BiblioBoard in one of a handful of companies seeking to move away from the current “one copy, one user” digital lending model for libraries. With BiblioBoard, libraries buy annual subscription access to collections and then offer patrons unlimited, multi-user access. Titles are streamed to users via an app, and can also be pulled onto a user's digital shelf for offline reading.
BiblioBoard has been gaining traction, Mitchell Davis, BiblioBoard founder, says, and is now working with over 600 publishers, as well as partnering directly with libraries to power proprietary e-lending and self-publishing platforms. The “Indie Rock Stars” module is its boldest program yet, offering access to more mainstream, popular content. “There are 280 books in this collection that have sold [a combined] 17 million copies in the past few years,” Davis says.

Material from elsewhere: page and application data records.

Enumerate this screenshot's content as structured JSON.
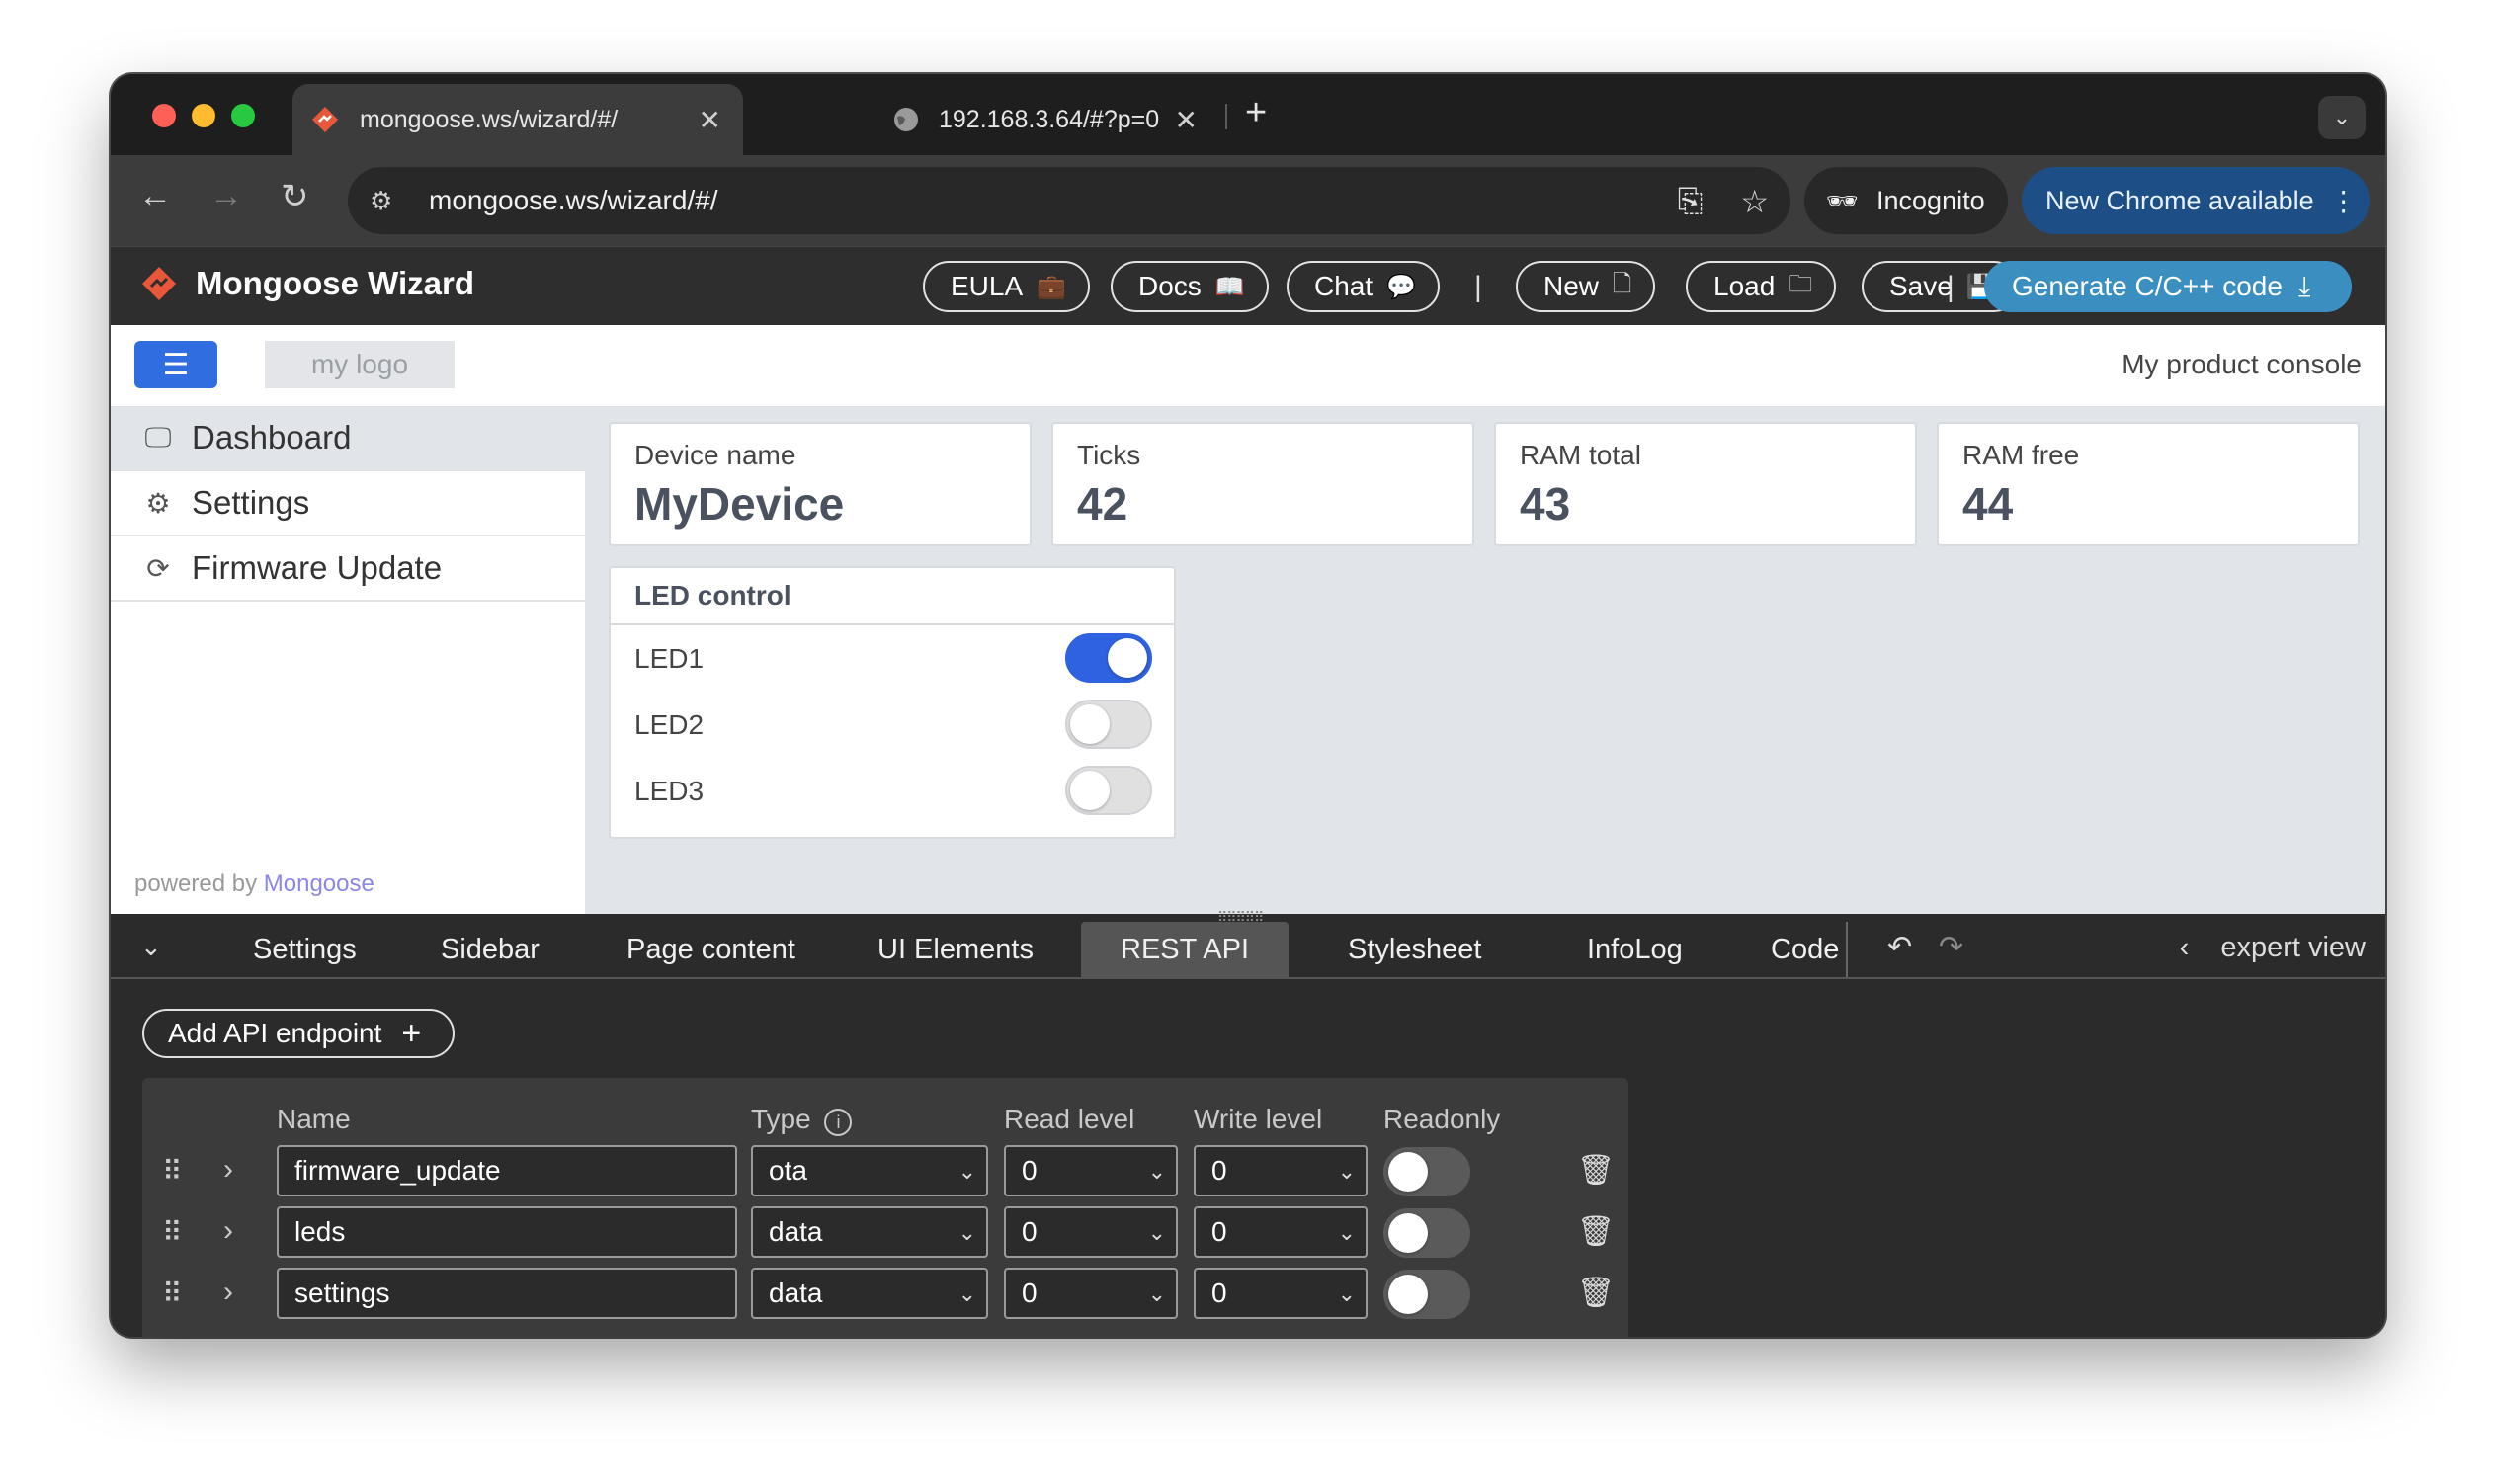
{
  "browser": {
    "tabs": [
      {
        "title": "mongoose.ws/wizard/#/",
        "active": true
      },
      {
        "title": "192.168.3.64/#?p=0",
        "active": false
      }
    ],
    "url": "mongoose.ws/wizard/#/",
    "incognito_label": "Incognito",
    "update_label": "New Chrome available"
  },
  "app": {
    "title": "Mongoose Wizard",
    "buttons": {
      "eula": "EULA",
      "docs": "Docs",
      "chat": "Chat",
      "new": "New",
      "load": "Load",
      "save": "Save",
      "generate": "Generate C/C++ code"
    },
    "separator": "|"
  },
  "preview": {
    "logo_placeholder": "my logo",
    "product_console": "My product console",
    "sidebar": [
      {
        "label": "Dashboard",
        "icon": "monitor-icon",
        "active": true
      },
      {
        "label": "Settings",
        "icon": "gear-icon",
        "active": false
      },
      {
        "label": "Firmware Update",
        "icon": "refresh-icon",
        "active": false
      }
    ],
    "powered_by": "powered by",
    "powered_link": "Mongoose",
    "stats": [
      {
        "label": "Device name",
        "value": "MyDevice"
      },
      {
        "label": "Ticks",
        "value": "42"
      },
      {
        "label": "RAM total",
        "value": "43"
      },
      {
        "label": "RAM free",
        "value": "44"
      }
    ],
    "led_control": {
      "title": "LED control",
      "leds": [
        {
          "label": "LED1",
          "on": true
        },
        {
          "label": "LED2",
          "on": false
        },
        {
          "label": "LED3",
          "on": false
        }
      ]
    }
  },
  "wizard": {
    "tabs": [
      "Settings",
      "Sidebar",
      "Page content",
      "UI Elements",
      "REST API",
      "Stylesheet",
      "InfoLog",
      "Code"
    ],
    "active_tab": "REST API",
    "expert_view": "expert view",
    "add_endpoint": "Add API endpoint",
    "columns": {
      "name": "Name",
      "type": "Type",
      "read_level": "Read level",
      "write_level": "Write level",
      "readonly": "Readonly"
    },
    "endpoints": [
      {
        "name": "firmware_update",
        "type": "ota",
        "read_level": "0",
        "write_level": "0",
        "readonly": false
      },
      {
        "name": "leds",
        "type": "data",
        "read_level": "0",
        "write_level": "0",
        "readonly": false
      },
      {
        "name": "settings",
        "type": "data",
        "read_level": "0",
        "write_level": "0",
        "readonly": false
      }
    ]
  },
  "colors": {
    "accent": "#2f62e0",
    "generate_button": "#3a8ec0",
    "brand": "#e8573a",
    "update_pill": "#1d4f86"
  }
}
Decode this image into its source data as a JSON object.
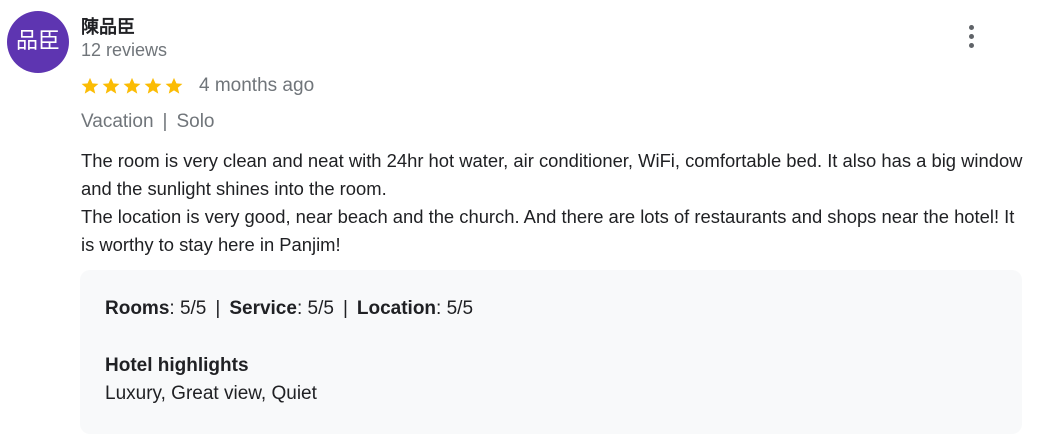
{
  "author": {
    "avatar_text": "品臣",
    "avatar_color": "#5e35b1",
    "name": "陳品臣",
    "review_count": "12 reviews"
  },
  "menu": {
    "icon": "more-vert-icon"
  },
  "rating": {
    "stars": 5,
    "max_stars": 5,
    "star_color": "#fbbc04",
    "time_ago": "4 months ago"
  },
  "trip": {
    "type": "Vacation",
    "separator": "|",
    "companion": "Solo"
  },
  "review": {
    "paragraphs": [
      "The room is very clean and neat with 24hr hot water, air conditioner, WiFi, comfortable bed. It also has a big window and the sunlight shines into the room.",
      "The location is very good, near beach and the church. And there are lots of restaurants and shops near the hotel! It is worthy to stay here in Panjim!"
    ]
  },
  "details": {
    "ratings": [
      {
        "label": "Rooms",
        "value": ": 5/5"
      },
      {
        "label": "Service",
        "value": ": 5/5"
      },
      {
        "label": "Location",
        "value": ": 5/5"
      }
    ],
    "separator": "|",
    "highlights_title": "Hotel highlights",
    "highlights": "Luxury, Great view, Quiet"
  }
}
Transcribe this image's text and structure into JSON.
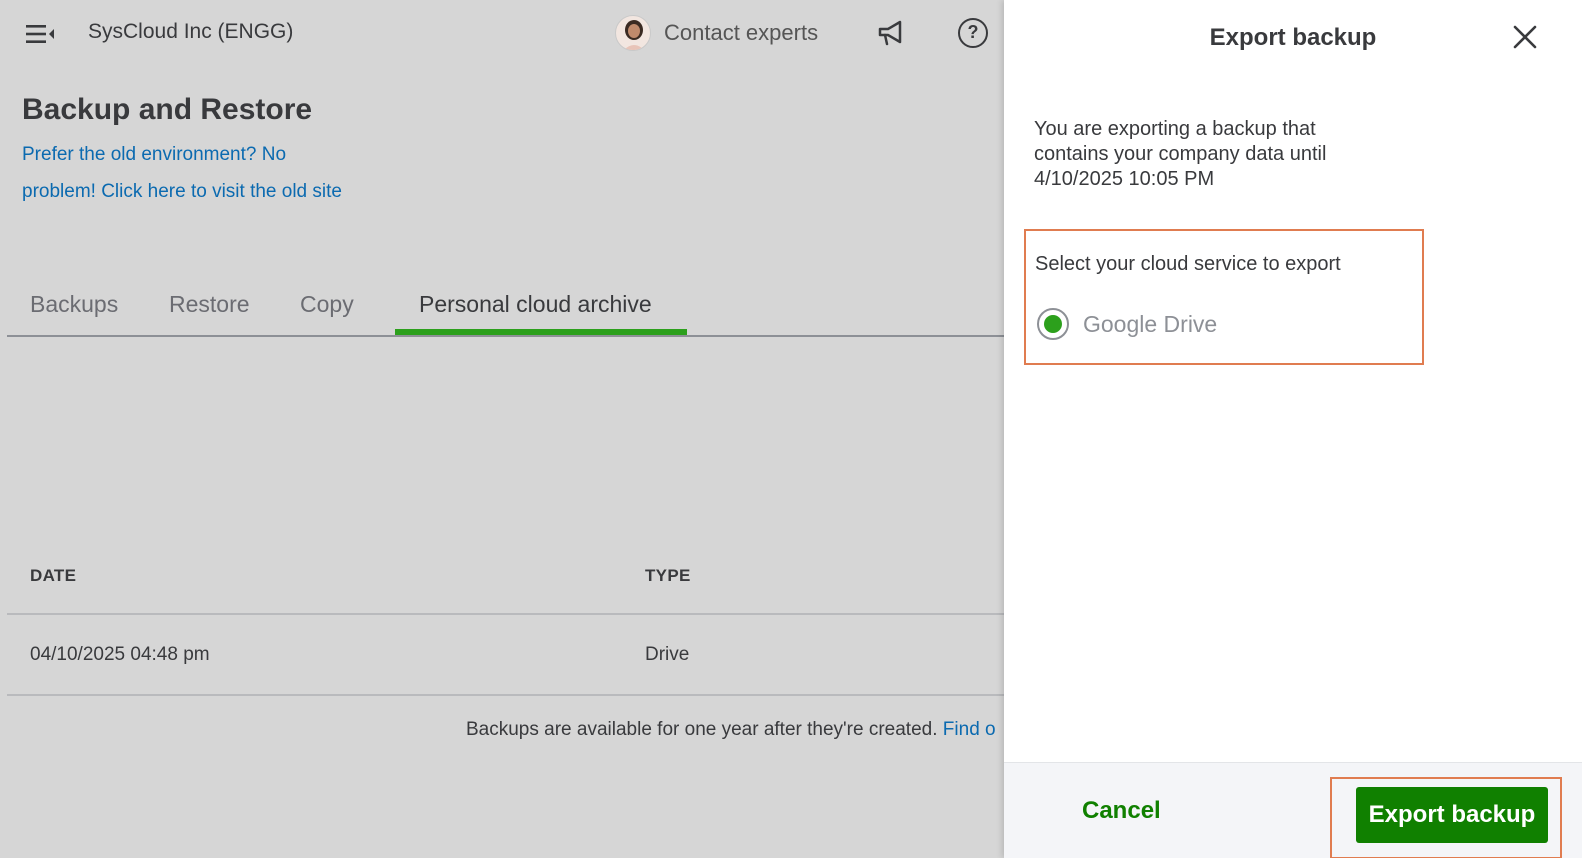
{
  "header": {
    "company_name": "SysCloud Inc (ENGG)",
    "contact_label": "Contact experts",
    "help_symbol": "?"
  },
  "page": {
    "title": "Backup and Restore",
    "old_site_link": "Prefer the old environment? No problem! Click here to visit the old site"
  },
  "tabs": [
    {
      "label": "Backups",
      "active": false
    },
    {
      "label": "Restore",
      "active": false
    },
    {
      "label": "Copy",
      "active": false
    },
    {
      "label": "Personal cloud archive",
      "active": true
    }
  ],
  "table": {
    "columns": [
      "DATE",
      "TYPE"
    ],
    "rows": [
      {
        "date": "04/10/2025 04:48 pm",
        "type": "Drive"
      }
    ]
  },
  "footnote": {
    "text": "Backups are available for one year after they're created.",
    "link": "Find o"
  },
  "drawer": {
    "title": "Export backup",
    "description": "You are exporting a backup that contains your company data until 4/10/2025 10:05 PM",
    "select_label": "Select your cloud service to export",
    "option_label": "Google Drive",
    "option_selected": true,
    "cancel_label": "Cancel",
    "export_label": "Export backup"
  },
  "colors": {
    "accent_green": "#2ca01c",
    "button_green": "#108000",
    "link_blue": "#0b6ab0",
    "highlight_orange": "#e07c50"
  }
}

While the company has yet to strike a deal with any of the Big Five publishers, that’s Okay, Davis says, noting that his primary concern for now is establishing a compelling, “elegant” library experience for e-books, something he says is sorely lacking in the current, frontlist-driven, e-lending space.
“There is nothing less elegant than one-user-at-a-time checkouts, waitlists, or asking patrons to race and finish a book before it disappears from their bookshelf,” Davis says, telling PW that the most popular library e-lending models today “mimic the print world to the point of absurdity.”
At a PW breakfast event this summer, Davis advocated that libraries reconsider their pursuit of expensive and often user-unfriendly frontlist titles from the major houses, and instead focus on creating an user experience more like what users today enjoy with Netflix. He has even dubbed his approach the “Breaking Bad Model,” after his experience with NetFlix.
While Davis concedes that the Netflix experience doesn’t map directly with libraries, he says that offering great, popular backlist content through a satisfying consumer experience will ultimately drive sales of new titles for publishers, and offer greater satisfaction for library users. But perhaps more to the point, he says the library e-book experience must keep pace with user expectations being set by these new streaming services, or risk losing relevance.
“Librarians are exhausted from being penalized for success,” Davis explains. "If they spread the word about a great book, but only one patron can read it at a time, it creates a traffic jam. We don’t want that. We want libraries to be on par with the other consumer experiences people interact with every day.”